Distributed Databases

A distributed database is one stored at multiple locations on a network that usually appear to users and applications as a single database. In a distributed database system a user, usually via the application interface, can seamlessly, subject to permissions and locks, access and modify the data in the databases at any network location.

In my experience distributed database systems are used in large, decentralised, organisations that have the financial resources to put everything in place, including the expensive technical and management expertise, necessary to provide a positive benefit versus cost.

The advantages of a distributed database system are largely for decentralised organisations as they are generally structured by business function (e.g. accounts, sales, etc.) and therefore the database can be designed and distributed accordingly improving performance, as data can be located closer (in terms of communication speed/bandwidth, not geography), autonomy for the business units in question as they can manage their own requirements without impinging on other business units (unless they use the same sections of data) and if other unrelated data systems or communication lines fail they can continue to work. In addition, as data can be replicated across a distributed system and adding new modules is relatively simple both reliability and business continuity gain positively.

The disadvantages of a distributed database system are largely associated with complexity and hence cost. As distributed systems are largely bespoke (i.e. they are not standard based designs), the success can rest on the experience of the designer and their ability to understand the organisation, fragment the data implement an efficient solution. Such experience is rarer to find and hence more expensive to implement. In addition, as a distributed database system usually relies on external carriers (communication line, virtualisation, outsourcing, etc.) security becomes an issue and performance can suffer – not to the extent that it negates the performance advantage from having data located near demand. The resulting implementation and systems management costs, despite per user and local computing costs being generally lower as the organisation does not have to provide a single powerful system, are often a barrier to implementation to all but the largest of installations.
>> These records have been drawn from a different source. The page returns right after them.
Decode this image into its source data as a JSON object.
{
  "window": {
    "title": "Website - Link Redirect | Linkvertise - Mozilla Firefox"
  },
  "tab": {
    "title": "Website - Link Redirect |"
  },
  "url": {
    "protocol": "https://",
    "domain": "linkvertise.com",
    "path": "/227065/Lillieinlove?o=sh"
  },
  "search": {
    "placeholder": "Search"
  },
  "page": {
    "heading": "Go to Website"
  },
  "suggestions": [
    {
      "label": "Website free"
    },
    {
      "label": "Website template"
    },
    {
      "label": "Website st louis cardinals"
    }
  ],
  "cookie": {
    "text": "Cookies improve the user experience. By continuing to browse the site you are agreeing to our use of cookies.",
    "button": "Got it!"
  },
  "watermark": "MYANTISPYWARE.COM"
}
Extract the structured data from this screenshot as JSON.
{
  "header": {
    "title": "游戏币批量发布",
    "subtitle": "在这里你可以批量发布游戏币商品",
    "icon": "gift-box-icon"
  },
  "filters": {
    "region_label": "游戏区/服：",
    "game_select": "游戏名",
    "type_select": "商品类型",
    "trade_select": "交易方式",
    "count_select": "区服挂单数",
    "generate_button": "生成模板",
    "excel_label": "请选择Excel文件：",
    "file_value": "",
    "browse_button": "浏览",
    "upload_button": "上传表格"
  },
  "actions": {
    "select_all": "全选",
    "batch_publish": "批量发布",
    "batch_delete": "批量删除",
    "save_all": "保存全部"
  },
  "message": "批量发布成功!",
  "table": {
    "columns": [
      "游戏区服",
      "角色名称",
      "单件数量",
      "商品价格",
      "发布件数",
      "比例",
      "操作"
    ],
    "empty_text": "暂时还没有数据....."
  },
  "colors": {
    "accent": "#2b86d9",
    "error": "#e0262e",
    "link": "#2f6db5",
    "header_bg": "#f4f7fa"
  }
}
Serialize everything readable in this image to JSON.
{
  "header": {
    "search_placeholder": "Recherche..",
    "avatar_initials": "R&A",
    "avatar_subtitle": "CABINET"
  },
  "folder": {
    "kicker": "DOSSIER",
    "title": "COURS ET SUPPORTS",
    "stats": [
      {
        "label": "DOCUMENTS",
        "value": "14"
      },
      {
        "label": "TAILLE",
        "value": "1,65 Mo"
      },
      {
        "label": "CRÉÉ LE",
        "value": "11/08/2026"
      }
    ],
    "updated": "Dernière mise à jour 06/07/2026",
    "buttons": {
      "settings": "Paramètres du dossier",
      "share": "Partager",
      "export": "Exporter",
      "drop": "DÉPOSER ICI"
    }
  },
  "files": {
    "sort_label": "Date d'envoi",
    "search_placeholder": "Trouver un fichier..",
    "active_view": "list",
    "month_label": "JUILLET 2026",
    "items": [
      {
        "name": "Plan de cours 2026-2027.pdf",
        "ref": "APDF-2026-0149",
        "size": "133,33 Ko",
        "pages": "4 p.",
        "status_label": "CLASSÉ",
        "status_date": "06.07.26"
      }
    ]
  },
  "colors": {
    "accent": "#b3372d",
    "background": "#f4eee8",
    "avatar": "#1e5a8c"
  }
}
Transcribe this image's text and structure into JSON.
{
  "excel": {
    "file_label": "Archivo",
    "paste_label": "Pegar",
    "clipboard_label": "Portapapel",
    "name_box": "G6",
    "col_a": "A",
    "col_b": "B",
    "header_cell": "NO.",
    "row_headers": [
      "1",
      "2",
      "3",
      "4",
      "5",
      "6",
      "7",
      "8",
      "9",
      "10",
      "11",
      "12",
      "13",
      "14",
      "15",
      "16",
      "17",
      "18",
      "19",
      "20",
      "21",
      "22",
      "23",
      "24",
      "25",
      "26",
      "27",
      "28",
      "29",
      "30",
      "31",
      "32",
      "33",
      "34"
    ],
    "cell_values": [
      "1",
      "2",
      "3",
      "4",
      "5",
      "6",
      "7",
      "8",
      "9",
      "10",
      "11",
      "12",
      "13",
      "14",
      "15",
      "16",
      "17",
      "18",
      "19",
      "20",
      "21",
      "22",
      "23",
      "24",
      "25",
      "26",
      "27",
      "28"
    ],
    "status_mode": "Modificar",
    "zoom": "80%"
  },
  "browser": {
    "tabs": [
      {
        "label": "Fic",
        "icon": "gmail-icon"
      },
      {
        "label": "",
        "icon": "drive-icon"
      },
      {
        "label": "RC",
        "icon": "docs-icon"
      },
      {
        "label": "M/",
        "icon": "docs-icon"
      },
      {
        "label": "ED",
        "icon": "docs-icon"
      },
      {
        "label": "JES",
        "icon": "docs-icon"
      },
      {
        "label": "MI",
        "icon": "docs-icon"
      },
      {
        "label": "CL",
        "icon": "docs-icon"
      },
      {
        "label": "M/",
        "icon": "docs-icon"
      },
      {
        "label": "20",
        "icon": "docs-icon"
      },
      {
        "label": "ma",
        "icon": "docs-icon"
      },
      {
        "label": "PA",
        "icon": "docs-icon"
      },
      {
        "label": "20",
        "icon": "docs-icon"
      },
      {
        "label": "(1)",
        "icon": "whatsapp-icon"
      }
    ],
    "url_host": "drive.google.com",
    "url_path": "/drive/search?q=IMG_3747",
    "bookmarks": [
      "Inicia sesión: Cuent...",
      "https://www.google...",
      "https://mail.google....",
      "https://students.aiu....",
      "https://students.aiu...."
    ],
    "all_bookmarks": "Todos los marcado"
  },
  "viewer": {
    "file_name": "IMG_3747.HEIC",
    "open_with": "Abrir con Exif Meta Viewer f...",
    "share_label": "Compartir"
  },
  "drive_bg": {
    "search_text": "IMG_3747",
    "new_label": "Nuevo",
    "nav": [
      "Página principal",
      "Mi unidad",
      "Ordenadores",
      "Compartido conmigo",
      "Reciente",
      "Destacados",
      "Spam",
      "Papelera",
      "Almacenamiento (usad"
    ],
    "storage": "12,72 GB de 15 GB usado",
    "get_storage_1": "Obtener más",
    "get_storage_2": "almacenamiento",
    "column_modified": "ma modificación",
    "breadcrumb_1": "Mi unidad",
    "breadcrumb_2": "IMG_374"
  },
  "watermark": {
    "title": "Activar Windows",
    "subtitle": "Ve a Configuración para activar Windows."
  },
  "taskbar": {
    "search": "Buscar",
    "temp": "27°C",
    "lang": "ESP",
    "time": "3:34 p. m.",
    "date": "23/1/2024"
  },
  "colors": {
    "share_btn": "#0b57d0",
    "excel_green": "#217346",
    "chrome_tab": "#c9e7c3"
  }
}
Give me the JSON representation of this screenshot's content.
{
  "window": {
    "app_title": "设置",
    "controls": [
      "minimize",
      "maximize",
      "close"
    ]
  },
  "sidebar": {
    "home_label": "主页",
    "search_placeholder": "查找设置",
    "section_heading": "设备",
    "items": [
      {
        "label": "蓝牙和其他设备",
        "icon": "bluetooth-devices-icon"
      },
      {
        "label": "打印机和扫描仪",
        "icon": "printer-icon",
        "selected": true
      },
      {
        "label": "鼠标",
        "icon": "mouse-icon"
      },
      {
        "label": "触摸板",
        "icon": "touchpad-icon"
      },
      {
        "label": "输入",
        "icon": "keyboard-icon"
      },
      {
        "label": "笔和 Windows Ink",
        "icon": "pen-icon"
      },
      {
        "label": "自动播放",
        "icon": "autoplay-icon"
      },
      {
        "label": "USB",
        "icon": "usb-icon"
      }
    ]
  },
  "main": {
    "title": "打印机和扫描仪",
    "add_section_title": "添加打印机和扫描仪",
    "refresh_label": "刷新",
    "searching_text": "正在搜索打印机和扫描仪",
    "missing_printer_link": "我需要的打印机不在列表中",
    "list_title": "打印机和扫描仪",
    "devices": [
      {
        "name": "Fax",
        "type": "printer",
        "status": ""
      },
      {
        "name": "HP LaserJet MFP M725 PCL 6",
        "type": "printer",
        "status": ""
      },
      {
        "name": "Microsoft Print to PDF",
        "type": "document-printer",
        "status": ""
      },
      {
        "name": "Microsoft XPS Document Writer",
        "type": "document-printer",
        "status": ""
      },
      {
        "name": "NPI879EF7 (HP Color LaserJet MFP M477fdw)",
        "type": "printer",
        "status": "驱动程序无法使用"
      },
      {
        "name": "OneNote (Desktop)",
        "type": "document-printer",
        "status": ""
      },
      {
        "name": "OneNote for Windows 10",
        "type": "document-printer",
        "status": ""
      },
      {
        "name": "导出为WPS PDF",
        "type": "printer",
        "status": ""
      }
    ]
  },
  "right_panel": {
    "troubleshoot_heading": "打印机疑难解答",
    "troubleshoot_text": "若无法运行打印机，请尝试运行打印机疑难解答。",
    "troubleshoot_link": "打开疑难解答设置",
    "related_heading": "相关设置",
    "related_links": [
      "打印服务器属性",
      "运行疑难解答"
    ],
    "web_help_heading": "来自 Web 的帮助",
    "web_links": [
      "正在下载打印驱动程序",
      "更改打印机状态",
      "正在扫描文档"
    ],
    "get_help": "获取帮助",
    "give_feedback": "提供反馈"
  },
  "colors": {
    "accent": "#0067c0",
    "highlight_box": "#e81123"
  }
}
In conclusion, although the industry has yet to see widespread adoption of a general purposes distributed database system, in my opinion and experience the advantages of a distributed database system vastly outweigh the disadvantages in a large scale, multi-site, complex organisation if the installation is provided with the financial and experience resources necessary to make it a success.

References

Coronel, Morris & Rob (2009) Database Systems: Design, Implementation, and Management (9th Edition). Cengage Learning.

Oracle (2001) 29 Distributed Database Concepts [Online]. Available at http://www.stanford.edu/dept/itss/docs/oracle/10g/server.101/b10739/ds_concepts.htm (Accessed 09 May 2010).

Tamma, V (2001) University of Liverpool COMP332 Course Notes: Connolly & Begg Distributed Databases [Online]. Available at http://www.csc.liv.ac.uk/~dirk/Comp332/COMP332-DDB-notes.pdf (Accessed 09 May 2010).